Here are a few quotes from Coyne that I particularly enjoyed from an interview she gave with Lynne Tillman:

“I almost always work intuitively. My mother trained me to trust my instincts. As I get older, I trust them more” from Interview with Lynne Tillman

“I think the only way for an artist to know or understand anything is to make work almost from a blind spot, and what you produce speaks to you; and as you get older, you know it more clearly.” from Interview with Lynne Tillman

“When I see (my works) in museums, and I’m not allowed to touch them anymore, I think they recognize me, I think they’re happy to see me. I’m certainly happy to see them. And I do think of them as an extension of myself, it’s like pulling off my skin. But as invalids, I also don’t want them to breathe without me, which is really getting into the psychosis of it.” from Interview with Lynne Tillman

“I differ from a lot of other sculptors, I do not separate the piece from the space. It is one and the same to me. Sculpture is about that space.
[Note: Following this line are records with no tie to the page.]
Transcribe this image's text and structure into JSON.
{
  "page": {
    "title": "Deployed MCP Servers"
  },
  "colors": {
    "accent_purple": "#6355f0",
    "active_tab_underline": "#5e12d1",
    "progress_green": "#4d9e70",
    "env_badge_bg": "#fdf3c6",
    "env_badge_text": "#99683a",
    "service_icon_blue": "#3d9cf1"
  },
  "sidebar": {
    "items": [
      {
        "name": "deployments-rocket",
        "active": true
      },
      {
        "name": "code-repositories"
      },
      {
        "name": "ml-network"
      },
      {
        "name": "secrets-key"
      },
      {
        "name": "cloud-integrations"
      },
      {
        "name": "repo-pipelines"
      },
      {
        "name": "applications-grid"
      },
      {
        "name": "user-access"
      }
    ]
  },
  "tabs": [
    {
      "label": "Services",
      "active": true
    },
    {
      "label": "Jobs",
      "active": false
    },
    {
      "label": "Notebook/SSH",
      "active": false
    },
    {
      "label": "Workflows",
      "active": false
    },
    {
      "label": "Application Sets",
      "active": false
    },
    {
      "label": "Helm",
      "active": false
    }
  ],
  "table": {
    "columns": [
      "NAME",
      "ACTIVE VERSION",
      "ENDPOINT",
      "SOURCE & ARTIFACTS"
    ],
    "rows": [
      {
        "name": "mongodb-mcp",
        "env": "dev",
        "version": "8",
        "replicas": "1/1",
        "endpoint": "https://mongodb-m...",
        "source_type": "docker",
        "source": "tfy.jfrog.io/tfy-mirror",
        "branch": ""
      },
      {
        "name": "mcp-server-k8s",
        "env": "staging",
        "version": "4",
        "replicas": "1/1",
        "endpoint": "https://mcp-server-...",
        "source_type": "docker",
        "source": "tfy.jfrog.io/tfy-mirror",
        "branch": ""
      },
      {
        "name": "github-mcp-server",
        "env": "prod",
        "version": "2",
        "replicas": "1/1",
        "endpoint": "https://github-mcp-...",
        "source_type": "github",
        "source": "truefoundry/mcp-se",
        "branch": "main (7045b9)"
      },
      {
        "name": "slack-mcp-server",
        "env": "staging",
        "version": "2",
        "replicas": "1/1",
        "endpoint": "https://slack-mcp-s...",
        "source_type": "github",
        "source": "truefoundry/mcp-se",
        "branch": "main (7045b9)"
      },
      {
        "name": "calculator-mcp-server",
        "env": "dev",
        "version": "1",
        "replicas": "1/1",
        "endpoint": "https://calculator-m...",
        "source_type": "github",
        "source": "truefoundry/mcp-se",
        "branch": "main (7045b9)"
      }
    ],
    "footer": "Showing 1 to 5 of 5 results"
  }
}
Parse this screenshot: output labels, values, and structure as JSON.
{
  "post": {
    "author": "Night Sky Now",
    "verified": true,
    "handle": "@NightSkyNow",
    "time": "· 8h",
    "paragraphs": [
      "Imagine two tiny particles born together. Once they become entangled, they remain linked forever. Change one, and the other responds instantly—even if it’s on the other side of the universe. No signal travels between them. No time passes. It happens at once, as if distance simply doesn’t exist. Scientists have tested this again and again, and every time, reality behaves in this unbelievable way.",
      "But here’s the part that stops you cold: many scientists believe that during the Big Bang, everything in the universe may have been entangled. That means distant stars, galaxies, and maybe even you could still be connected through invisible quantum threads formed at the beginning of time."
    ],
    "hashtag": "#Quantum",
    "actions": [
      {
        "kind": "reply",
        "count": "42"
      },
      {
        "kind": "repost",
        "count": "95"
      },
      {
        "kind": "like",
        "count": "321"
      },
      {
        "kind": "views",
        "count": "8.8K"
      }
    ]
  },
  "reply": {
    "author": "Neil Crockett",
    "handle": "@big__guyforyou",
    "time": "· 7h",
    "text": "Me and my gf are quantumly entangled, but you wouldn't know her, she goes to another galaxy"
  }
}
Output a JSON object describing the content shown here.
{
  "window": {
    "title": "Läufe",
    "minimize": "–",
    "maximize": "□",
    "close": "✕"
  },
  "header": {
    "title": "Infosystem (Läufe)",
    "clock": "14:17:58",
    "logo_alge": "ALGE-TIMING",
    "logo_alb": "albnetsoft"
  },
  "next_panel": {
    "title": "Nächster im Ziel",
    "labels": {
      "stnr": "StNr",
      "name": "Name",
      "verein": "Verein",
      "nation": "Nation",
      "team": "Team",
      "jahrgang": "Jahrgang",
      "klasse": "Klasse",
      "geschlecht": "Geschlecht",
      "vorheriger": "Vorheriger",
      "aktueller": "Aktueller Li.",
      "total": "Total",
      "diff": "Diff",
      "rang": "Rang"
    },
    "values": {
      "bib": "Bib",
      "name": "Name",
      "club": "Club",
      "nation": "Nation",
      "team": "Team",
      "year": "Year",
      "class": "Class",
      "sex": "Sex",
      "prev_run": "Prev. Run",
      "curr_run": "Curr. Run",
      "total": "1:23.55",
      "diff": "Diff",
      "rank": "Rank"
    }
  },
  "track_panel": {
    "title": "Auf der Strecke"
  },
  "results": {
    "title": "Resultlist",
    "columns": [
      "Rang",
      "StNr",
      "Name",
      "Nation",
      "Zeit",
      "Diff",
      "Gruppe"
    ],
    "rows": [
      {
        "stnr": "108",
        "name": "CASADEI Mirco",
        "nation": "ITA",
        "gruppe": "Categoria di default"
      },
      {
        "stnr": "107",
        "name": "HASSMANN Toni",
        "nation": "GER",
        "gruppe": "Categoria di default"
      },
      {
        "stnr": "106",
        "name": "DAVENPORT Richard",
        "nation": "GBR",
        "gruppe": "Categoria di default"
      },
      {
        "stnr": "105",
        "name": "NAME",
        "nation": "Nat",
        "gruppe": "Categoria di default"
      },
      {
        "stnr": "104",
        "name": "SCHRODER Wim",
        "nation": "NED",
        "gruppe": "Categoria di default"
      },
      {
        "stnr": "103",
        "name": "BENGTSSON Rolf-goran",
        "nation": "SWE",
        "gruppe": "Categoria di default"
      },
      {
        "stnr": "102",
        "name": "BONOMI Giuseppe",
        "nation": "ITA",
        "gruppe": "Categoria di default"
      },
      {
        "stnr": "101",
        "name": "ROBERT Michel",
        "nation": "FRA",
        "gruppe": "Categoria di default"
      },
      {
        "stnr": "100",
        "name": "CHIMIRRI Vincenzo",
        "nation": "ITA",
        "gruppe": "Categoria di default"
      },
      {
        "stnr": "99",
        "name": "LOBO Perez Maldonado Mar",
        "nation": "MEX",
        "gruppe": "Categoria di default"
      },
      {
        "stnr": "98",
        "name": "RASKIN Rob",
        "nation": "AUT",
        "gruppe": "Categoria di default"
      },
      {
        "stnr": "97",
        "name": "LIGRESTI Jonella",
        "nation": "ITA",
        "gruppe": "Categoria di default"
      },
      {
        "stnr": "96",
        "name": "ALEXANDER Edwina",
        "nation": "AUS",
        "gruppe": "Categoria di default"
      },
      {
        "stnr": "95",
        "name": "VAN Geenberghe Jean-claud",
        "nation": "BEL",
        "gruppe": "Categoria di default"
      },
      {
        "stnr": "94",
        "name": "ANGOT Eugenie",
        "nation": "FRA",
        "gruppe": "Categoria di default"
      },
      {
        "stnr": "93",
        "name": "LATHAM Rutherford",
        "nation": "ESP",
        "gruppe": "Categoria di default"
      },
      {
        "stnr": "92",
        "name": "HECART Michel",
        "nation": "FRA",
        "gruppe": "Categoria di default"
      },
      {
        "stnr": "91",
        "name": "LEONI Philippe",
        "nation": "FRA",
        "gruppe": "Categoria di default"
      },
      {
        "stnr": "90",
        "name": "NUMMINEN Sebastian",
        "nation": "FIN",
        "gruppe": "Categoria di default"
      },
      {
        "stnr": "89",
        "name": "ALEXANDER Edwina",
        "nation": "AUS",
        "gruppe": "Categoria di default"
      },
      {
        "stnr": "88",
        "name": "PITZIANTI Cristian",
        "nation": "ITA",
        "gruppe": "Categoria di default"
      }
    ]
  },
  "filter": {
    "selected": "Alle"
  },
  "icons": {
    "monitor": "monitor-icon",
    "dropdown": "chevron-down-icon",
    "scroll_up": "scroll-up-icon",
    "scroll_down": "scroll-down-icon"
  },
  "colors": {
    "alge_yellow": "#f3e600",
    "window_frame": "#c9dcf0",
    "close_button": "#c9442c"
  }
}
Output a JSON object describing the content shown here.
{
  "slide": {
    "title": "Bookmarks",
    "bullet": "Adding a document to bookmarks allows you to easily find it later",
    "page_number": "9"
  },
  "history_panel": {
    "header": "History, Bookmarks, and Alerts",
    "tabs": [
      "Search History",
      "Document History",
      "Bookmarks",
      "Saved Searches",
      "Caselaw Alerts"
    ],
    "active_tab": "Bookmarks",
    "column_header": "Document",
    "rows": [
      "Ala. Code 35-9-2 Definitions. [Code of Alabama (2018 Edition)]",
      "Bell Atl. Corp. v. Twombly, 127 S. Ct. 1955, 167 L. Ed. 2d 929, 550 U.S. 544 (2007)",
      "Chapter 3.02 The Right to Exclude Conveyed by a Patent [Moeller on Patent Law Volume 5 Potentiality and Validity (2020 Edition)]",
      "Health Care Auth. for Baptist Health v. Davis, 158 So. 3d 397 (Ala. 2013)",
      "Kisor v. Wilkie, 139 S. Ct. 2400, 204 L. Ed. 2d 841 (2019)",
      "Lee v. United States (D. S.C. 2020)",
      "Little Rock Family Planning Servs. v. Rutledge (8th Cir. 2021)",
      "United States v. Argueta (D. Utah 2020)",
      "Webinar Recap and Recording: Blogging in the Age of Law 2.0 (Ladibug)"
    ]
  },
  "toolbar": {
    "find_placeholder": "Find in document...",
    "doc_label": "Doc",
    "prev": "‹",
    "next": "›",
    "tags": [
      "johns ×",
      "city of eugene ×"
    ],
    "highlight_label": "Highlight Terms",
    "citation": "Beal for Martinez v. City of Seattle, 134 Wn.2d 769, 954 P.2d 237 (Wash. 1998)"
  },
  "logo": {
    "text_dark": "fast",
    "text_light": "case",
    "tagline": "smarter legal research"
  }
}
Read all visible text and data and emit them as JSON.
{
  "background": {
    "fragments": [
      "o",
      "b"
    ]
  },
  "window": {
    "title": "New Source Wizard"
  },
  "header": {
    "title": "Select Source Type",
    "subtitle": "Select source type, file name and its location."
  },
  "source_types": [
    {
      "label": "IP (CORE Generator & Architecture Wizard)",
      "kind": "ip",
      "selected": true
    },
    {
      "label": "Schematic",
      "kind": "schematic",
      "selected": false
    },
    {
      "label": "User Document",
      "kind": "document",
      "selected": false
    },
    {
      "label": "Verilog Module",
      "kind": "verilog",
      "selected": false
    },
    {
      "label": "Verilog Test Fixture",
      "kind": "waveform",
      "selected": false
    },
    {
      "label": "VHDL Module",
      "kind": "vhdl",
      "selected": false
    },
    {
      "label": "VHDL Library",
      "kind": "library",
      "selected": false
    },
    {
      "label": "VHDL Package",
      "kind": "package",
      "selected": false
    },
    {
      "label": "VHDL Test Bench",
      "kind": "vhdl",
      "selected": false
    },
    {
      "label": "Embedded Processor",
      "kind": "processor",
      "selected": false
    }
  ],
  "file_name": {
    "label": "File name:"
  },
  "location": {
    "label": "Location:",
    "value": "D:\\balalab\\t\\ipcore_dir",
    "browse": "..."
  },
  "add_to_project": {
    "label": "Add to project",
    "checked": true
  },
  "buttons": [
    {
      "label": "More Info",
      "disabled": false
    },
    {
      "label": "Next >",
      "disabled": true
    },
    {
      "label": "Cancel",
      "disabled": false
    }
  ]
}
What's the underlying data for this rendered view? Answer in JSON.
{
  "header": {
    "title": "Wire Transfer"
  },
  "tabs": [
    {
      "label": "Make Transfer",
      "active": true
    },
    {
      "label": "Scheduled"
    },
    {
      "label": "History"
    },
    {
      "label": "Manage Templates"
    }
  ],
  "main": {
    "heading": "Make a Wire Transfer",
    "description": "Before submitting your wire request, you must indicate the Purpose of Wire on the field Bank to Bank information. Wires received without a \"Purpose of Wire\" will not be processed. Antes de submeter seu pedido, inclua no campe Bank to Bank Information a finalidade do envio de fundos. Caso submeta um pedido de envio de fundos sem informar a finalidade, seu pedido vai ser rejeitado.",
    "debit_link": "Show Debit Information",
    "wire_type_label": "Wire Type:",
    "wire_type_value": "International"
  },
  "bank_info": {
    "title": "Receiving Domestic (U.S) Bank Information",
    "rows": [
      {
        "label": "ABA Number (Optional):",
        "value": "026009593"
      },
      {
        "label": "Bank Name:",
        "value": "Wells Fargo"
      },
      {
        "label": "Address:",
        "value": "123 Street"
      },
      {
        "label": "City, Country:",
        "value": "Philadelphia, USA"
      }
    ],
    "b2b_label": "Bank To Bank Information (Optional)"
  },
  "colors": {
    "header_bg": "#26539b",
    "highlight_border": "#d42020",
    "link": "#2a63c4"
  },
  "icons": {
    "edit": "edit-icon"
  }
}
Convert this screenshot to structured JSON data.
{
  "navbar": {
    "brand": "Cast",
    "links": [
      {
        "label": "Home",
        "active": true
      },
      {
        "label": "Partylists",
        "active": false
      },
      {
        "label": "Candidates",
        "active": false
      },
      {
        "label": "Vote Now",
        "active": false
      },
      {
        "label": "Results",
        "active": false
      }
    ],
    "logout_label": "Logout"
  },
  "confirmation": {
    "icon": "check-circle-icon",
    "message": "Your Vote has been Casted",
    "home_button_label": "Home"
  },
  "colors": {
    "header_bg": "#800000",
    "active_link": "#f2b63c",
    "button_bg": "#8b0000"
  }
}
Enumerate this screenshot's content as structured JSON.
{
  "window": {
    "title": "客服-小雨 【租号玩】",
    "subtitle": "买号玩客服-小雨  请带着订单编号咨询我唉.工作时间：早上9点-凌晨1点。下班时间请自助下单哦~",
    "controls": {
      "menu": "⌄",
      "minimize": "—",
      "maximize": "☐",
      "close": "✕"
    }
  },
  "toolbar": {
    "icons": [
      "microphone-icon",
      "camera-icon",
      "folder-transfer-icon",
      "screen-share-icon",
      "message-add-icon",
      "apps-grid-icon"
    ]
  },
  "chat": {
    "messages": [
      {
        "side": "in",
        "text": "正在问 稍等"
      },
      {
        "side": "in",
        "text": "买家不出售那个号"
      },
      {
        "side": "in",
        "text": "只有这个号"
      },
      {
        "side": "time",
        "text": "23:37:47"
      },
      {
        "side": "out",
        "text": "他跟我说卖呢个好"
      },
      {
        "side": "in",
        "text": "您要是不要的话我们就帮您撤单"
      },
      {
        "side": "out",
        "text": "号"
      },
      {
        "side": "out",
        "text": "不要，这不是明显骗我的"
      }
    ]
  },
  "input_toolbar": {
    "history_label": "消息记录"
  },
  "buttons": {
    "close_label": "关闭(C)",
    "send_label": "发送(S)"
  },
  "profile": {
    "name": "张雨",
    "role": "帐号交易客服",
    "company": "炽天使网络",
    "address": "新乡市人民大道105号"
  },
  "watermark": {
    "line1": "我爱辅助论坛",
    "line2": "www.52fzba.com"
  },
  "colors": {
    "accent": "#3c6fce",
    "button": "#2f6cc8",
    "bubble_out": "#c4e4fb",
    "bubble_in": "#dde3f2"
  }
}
I have to place my work. Where it’s placed is imperative to everything, and the scale and whole space are involved. I die when these little pieces are hung in big museums. They aren’t meant to be.”  from Interview with Lynne Tillman

To view more about Petah Coyne and her exceptional work visit her website: http://www.petahcoyne.org/

Petah Coyne © Untitled #1290 (The Wax Wall) detail 2008. Photograph: Wit McKay

Special thanks to Petah Coyne for kindly giving her permission for these images to be included in this blog post.